* **INFORMATION SUPPLIED**

● ● ●

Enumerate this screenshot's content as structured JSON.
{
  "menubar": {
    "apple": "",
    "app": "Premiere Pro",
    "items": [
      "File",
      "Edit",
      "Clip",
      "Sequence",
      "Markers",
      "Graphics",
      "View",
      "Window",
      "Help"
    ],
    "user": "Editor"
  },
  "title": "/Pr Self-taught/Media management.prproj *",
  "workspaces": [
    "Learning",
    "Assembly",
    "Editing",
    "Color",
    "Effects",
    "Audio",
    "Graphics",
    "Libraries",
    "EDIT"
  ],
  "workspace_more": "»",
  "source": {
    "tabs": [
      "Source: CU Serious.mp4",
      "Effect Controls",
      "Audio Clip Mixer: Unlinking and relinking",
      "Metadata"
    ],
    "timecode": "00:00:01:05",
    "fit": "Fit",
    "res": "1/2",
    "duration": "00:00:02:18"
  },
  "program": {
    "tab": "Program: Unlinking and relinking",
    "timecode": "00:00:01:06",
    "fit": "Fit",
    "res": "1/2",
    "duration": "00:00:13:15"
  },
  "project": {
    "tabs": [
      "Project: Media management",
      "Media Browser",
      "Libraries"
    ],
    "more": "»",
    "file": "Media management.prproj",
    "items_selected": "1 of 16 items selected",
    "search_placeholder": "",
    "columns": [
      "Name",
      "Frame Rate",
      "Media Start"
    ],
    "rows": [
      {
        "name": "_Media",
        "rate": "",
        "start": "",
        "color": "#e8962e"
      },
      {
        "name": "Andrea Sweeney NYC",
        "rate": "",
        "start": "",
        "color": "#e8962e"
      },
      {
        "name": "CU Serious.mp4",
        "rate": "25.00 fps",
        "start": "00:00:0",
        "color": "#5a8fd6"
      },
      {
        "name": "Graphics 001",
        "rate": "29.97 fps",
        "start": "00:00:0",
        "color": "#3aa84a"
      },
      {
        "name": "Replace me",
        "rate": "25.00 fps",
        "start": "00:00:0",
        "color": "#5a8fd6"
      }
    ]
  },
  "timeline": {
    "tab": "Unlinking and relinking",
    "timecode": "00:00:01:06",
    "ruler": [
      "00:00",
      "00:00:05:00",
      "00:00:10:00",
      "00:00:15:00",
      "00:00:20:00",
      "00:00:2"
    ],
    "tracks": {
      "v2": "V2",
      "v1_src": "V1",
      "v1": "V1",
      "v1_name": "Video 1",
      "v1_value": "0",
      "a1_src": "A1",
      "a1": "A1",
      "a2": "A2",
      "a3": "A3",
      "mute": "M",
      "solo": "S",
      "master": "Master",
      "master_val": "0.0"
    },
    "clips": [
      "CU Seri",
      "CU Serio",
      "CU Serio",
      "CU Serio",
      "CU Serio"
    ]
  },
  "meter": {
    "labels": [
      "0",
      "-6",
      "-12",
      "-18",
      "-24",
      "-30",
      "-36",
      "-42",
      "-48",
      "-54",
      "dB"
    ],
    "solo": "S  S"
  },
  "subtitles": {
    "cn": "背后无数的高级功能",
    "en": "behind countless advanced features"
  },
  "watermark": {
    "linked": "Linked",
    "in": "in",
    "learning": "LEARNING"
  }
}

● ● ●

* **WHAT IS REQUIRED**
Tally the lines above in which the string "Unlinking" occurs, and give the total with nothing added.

* **TASK RESULT**
3